“The time evolution of the Moon–Earth distance remained an unsolved problem for half a century,” Rufu said. “However, these new geological proxies for the history of the Earth-Moon system allow us to calculate the Moon’s axial tilt and the extent of the PSR over time.”

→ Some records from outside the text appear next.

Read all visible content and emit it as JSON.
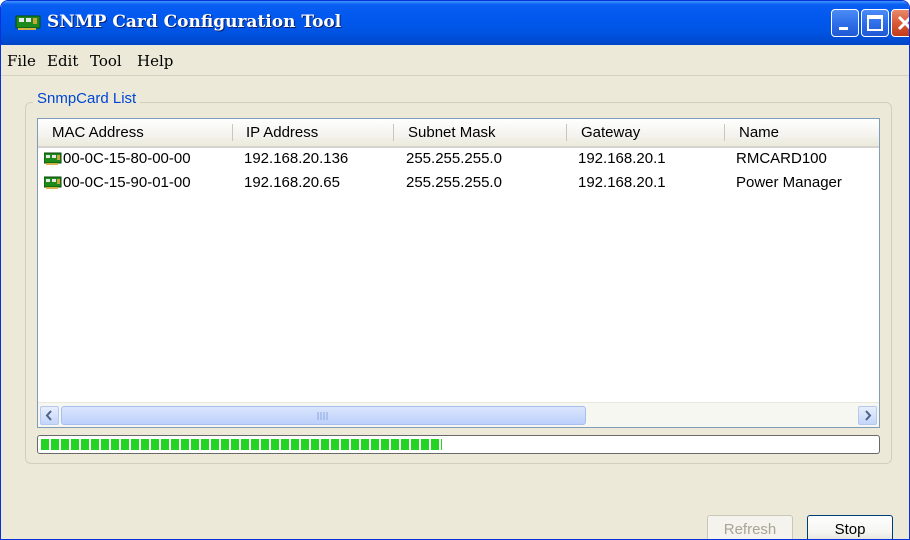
{
  "window": {
    "title": "SNMP Card Configuration Tool"
  },
  "menu": {
    "file": "File",
    "edit": "Edit",
    "tool": "Tool",
    "help": "Help"
  },
  "group": {
    "title": "SnmpCard List"
  },
  "table": {
    "headers": [
      "MAC Address",
      "IP Address",
      "Subnet Mask",
      "Gateway",
      "Name"
    ],
    "rows": [
      [
        "00-0C-15-80-00-00",
        "192.168.20.136",
        "255.255.255.0",
        "192.168.20.1",
        "RMCARD100"
      ],
      [
        "00-0C-15-90-01-00",
        "192.168.20.65",
        "255.255.255.0",
        "192.168.20.1",
        "Power Manager"
      ]
    ]
  },
  "progress": {
    "fraction": 0.48
  },
  "buttons": {
    "refresh": "Refresh",
    "stop": "Stop"
  },
  "colors": {
    "progress": "#24d424",
    "group_title": "#0046d5",
    "titlebar": "#0054e3"
  },
  "icons": {
    "app": "network-card-icon",
    "row": "network-card-icon"
  }
}
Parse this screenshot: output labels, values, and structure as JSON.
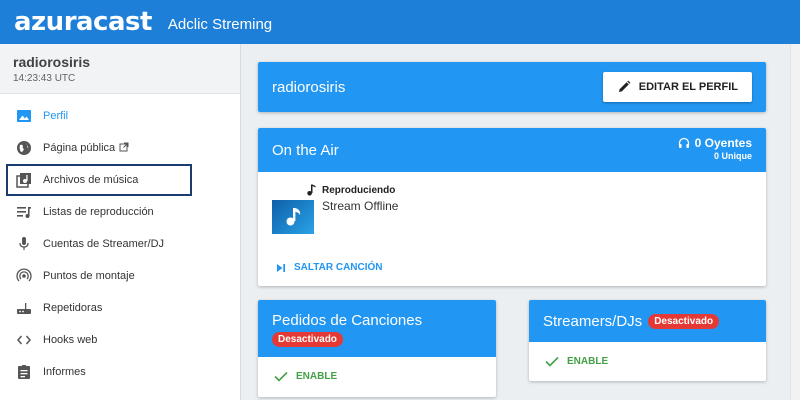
{
  "header": {
    "logo": "azuracast",
    "station_title": "Adclic Streming"
  },
  "sidebar": {
    "station_name": "radiorosiris",
    "time": "14:23:43 UTC",
    "items": [
      {
        "label": "Perfil",
        "icon": "image-icon"
      },
      {
        "label": "Página pública",
        "icon": "globe-icon"
      },
      {
        "label": "Archivos de música",
        "icon": "music-library-icon"
      },
      {
        "label": "Listas de reproducción",
        "icon": "queue-music-icon"
      },
      {
        "label": "Cuentas de Streamer/DJ",
        "icon": "mic-icon"
      },
      {
        "label": "Puntos de montaje",
        "icon": "broadcast-icon"
      },
      {
        "label": "Repetidoras",
        "icon": "router-icon"
      },
      {
        "label": "Hooks web",
        "icon": "code-icon"
      },
      {
        "label": "Informes",
        "icon": "assignment-icon"
      }
    ]
  },
  "profile_card": {
    "title": "radiorosiris",
    "edit_label": "EDITAR EL PERFIL"
  },
  "on_air": {
    "title": "On the Air",
    "listeners": "0 Oyentes",
    "unique": "0 Unique",
    "playing_label": "Reproduciendo",
    "stream_status": "Stream Offline",
    "skip_label": "SALTAR CANCIÓN"
  },
  "requests_card": {
    "title": "Pedidos de Canciones",
    "badge": "Desactivado",
    "enable_label": "ENABLE"
  },
  "djs_card": {
    "title": "Streamers/DJs",
    "badge": "Desactivado",
    "enable_label": "ENABLE"
  },
  "colors": {
    "primary": "#2196f3",
    "header": "#1e7fd8",
    "danger": "#e53935",
    "success": "#43a047",
    "highlight_border": "#1b3d6d"
  }
}
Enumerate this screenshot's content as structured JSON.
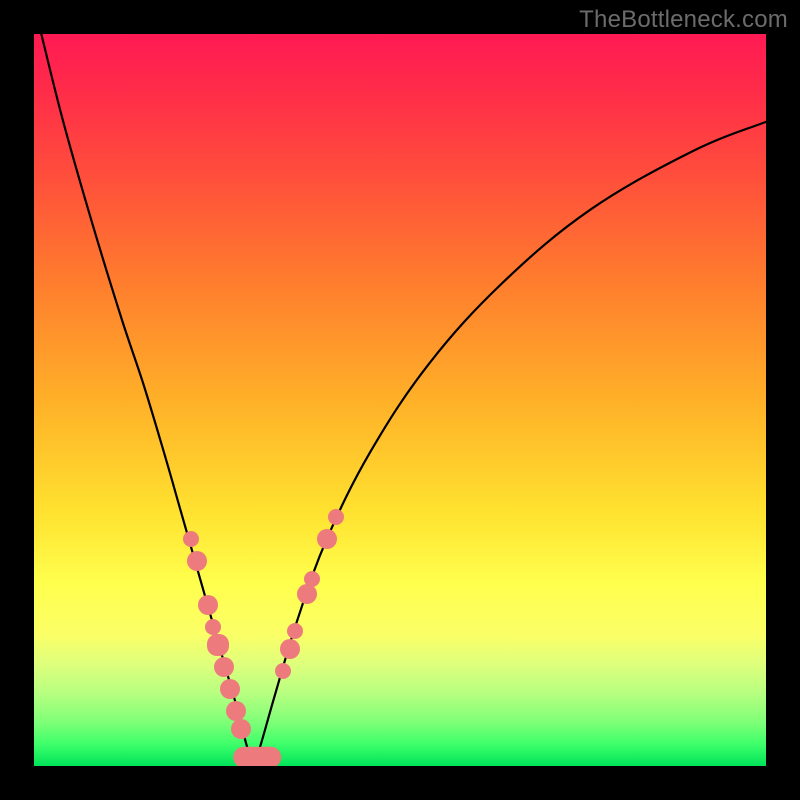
{
  "watermark": "TheBottleneck.com",
  "chart_data": {
    "type": "line",
    "title": "",
    "xlabel": "",
    "ylabel": "",
    "xlim": [
      0,
      100
    ],
    "ylim": [
      0,
      100
    ],
    "grid": false,
    "legend": false,
    "background_gradient": {
      "direction": "top-to-bottom",
      "stops": [
        {
          "pos": 0.0,
          "color": "#ff1a53"
        },
        {
          "pos": 0.18,
          "color": "#ff4a3d"
        },
        {
          "pos": 0.33,
          "color": "#ff7a2e"
        },
        {
          "pos": 0.5,
          "color": "#ffb028"
        },
        {
          "pos": 0.65,
          "color": "#ffe12f"
        },
        {
          "pos": 0.82,
          "color": "#fbff66"
        },
        {
          "pos": 0.9,
          "color": "#b8ff80"
        },
        {
          "pos": 1.0,
          "color": "#00e35a"
        }
      ]
    },
    "series": [
      {
        "name": "left-branch",
        "x": [
          1,
          4,
          8,
          12,
          15,
          18,
          20,
          22,
          24,
          26,
          28,
          29,
          30
        ],
        "y": [
          100,
          88,
          74,
          61,
          52,
          42,
          35,
          28,
          21,
          14,
          7,
          3,
          0
        ]
      },
      {
        "name": "right-branch",
        "x": [
          30,
          31,
          33,
          36,
          40,
          46,
          54,
          64,
          76,
          90,
          100
        ],
        "y": [
          0,
          3,
          10,
          20,
          31,
          43,
          55,
          66,
          76,
          84,
          88
        ]
      }
    ],
    "markers": [
      {
        "x": 21.5,
        "y": 31,
        "size": "sm"
      },
      {
        "x": 22.2,
        "y": 28,
        "size": "md"
      },
      {
        "x": 23.8,
        "y": 22,
        "size": "md"
      },
      {
        "x": 24.5,
        "y": 19,
        "size": "sm"
      },
      {
        "x": 25.2,
        "y": 16.5,
        "size": "lg"
      },
      {
        "x": 26.0,
        "y": 13.5,
        "size": "md"
      },
      {
        "x": 26.8,
        "y": 10.5,
        "size": "md"
      },
      {
        "x": 27.6,
        "y": 7.5,
        "size": "md"
      },
      {
        "x": 28.3,
        "y": 5.0,
        "size": "md"
      },
      {
        "x": 34.0,
        "y": 13,
        "size": "sm"
      },
      {
        "x": 35.0,
        "y": 16,
        "size": "md"
      },
      {
        "x": 35.7,
        "y": 18.5,
        "size": "sm"
      },
      {
        "x": 37.3,
        "y": 23.5,
        "size": "md"
      },
      {
        "x": 38.0,
        "y": 25.5,
        "size": "sm"
      },
      {
        "x": 40.0,
        "y": 31,
        "size": "md"
      },
      {
        "x": 41.2,
        "y": 34,
        "size": "sm"
      }
    ],
    "bottom_bar": {
      "x_center": 30.5,
      "y": 1.2,
      "width_pct": 6.5,
      "height_pct": 2.8
    }
  }
}
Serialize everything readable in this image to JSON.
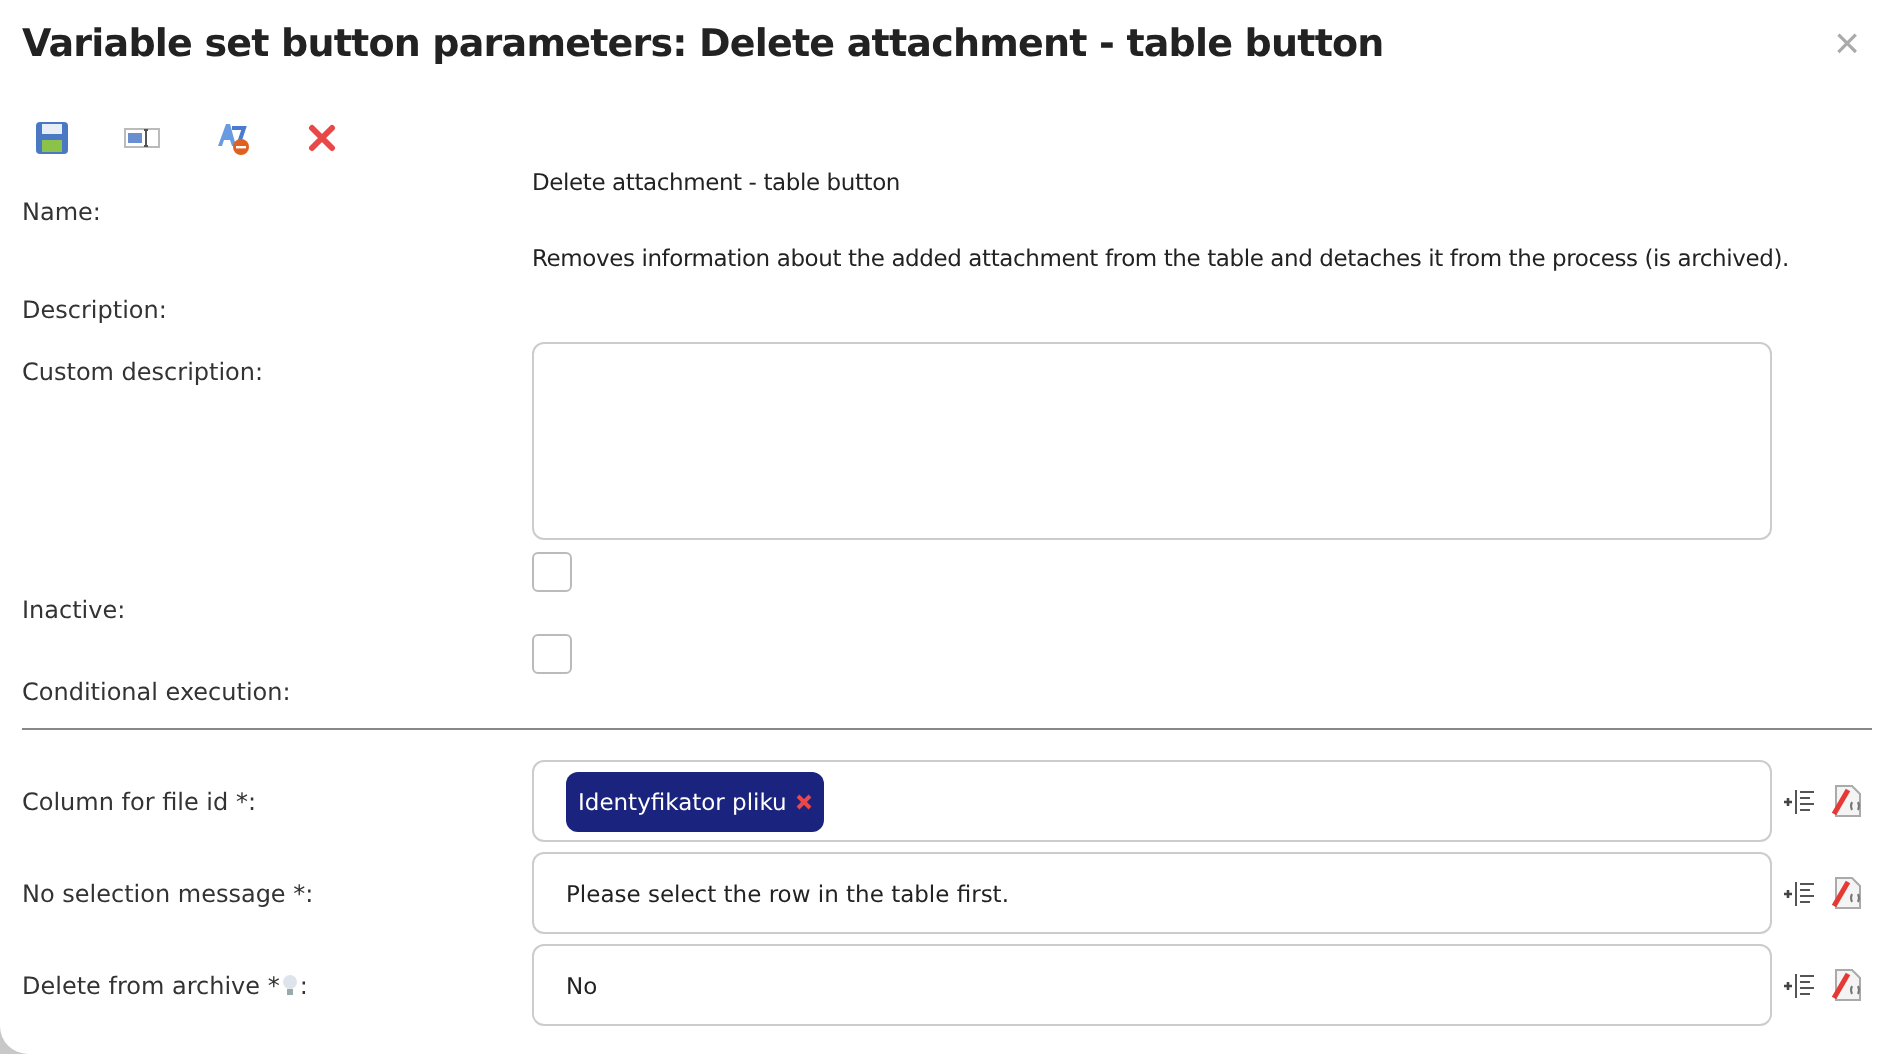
{
  "dialog": {
    "title": "Variable set button parameters: Delete attachment - table button",
    "close": "×"
  },
  "toolbar": [
    {
      "kind": "save"
    },
    {
      "kind": "field"
    },
    {
      "kind": "translate"
    },
    {
      "kind": "delete"
    }
  ],
  "fields": [
    {
      "kind": "text",
      "label": "Name:",
      "value": "Delete attachment - table button"
    },
    {
      "kind": "text",
      "label": "Description:",
      "value": "Removes information about the added attachment from the table and detaches it from the process (is archived)."
    },
    {
      "kind": "textarea",
      "label": "Custom description:"
    },
    {
      "kind": "checkbox",
      "label": "Inactive:",
      "checked": false
    },
    {
      "kind": "checkbox",
      "label": "Conditional execution:",
      "checked": false
    },
    {
      "kind": "divider"
    },
    {
      "kind": "tags",
      "label": "Column for file id *:",
      "tags": [
        "Identyfikator pliku"
      ]
    },
    {
      "kind": "input",
      "label": "No selection message *:",
      "value": "Please select the row in the table first."
    },
    {
      "kind": "input",
      "label": "Delete from archive *",
      "hint": true,
      "suffix": ":",
      "value": "No"
    }
  ]
}
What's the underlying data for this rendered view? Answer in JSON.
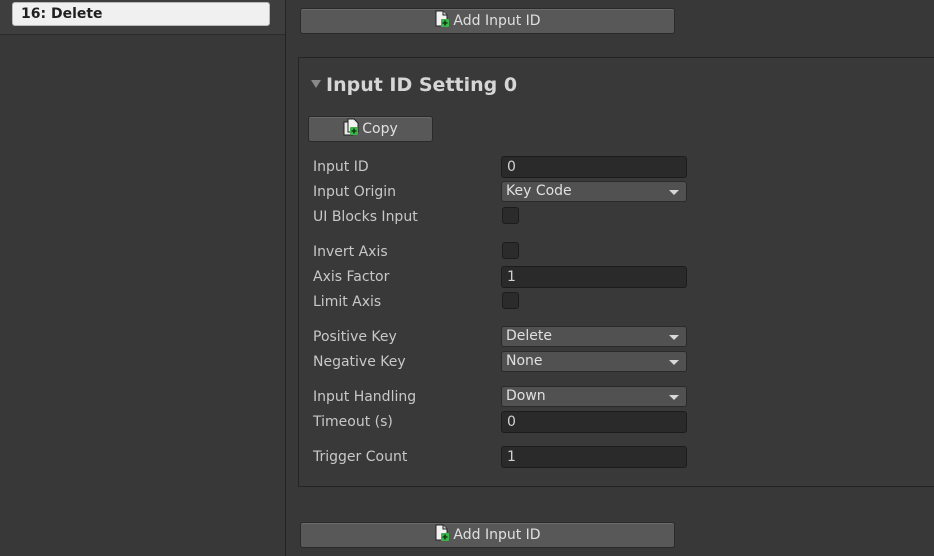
{
  "left_panel": {
    "selected_item": "16: Delete"
  },
  "toolbar": {
    "add_input_id_label": "Add Input ID"
  },
  "setting": {
    "title": "Input ID Setting 0",
    "copy_label": "Copy",
    "fields": {
      "input_id": {
        "label": "Input ID",
        "value": "0"
      },
      "input_origin": {
        "label": "Input Origin",
        "value": "Key Code"
      },
      "ui_blocks_input": {
        "label": "UI Blocks Input",
        "checked": false
      },
      "invert_axis": {
        "label": "Invert Axis",
        "checked": false
      },
      "axis_factor": {
        "label": "Axis Factor",
        "value": "1"
      },
      "limit_axis": {
        "label": "Limit Axis",
        "checked": false
      },
      "positive_key": {
        "label": "Positive Key",
        "value": "Delete"
      },
      "negative_key": {
        "label": "Negative Key",
        "value": "None"
      },
      "input_handling": {
        "label": "Input Handling",
        "value": "Down"
      },
      "timeout": {
        "label": "Timeout (s)",
        "value": "0"
      },
      "trigger_count": {
        "label": "Trigger Count",
        "value": "1"
      }
    }
  },
  "icons": {
    "add": "document-add-icon",
    "copy": "document-copy-icon"
  },
  "colors": {
    "accent_green": "#3cb44b",
    "field_bg": "#2a2a2a",
    "panel_bg": "#393939"
  }
}
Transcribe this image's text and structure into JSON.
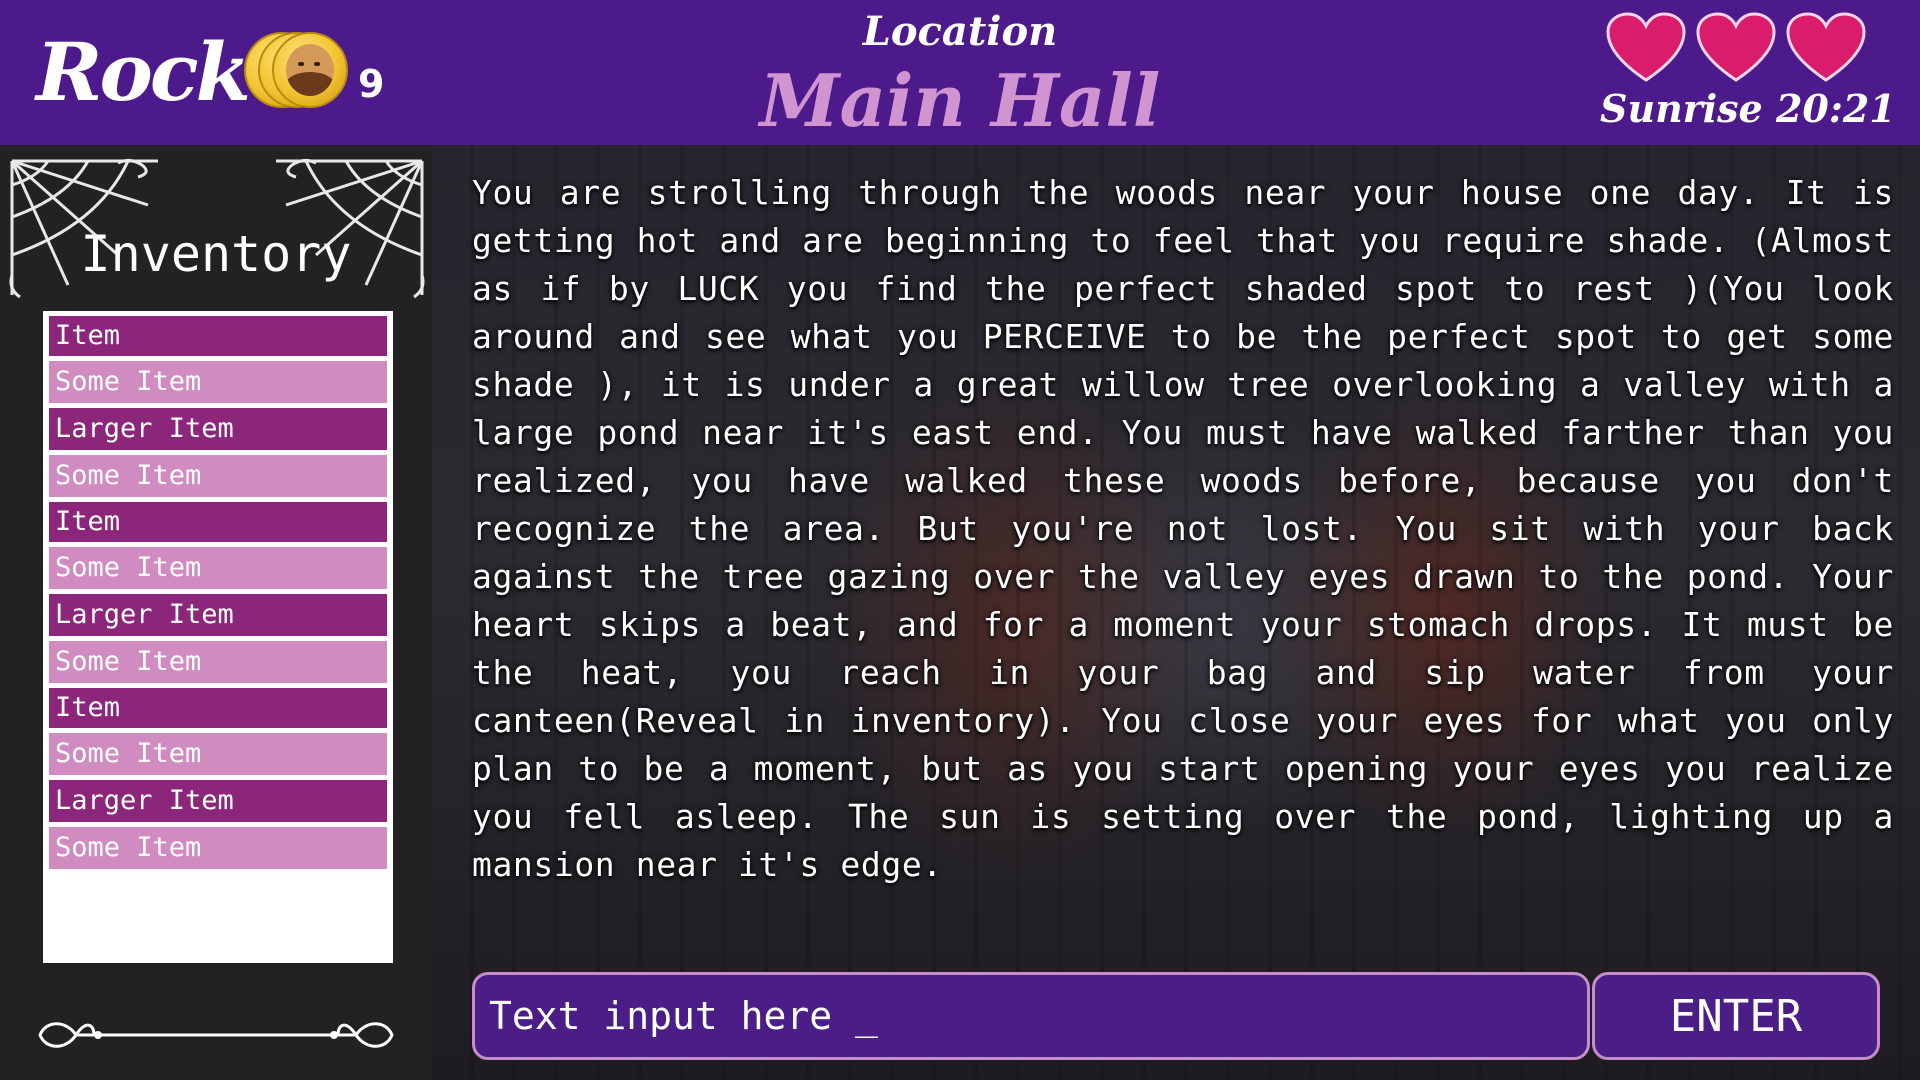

In 2009, NASA crashed a two-ton Atlas Centaur rocket body, part of the Lunar Crater Observation and Sensing Satellite (LCROSS), near the Moon’s south pole. It hit the floor of Cabeus crater, creating a pile of debris that was examined for the presence of water and other chemicals in lunar regolith. A Shepherd satellite was traveling four minutes behind Centaur and several Earth-orbiting satellites, including the Hubble Space Telescope, monitored the impact.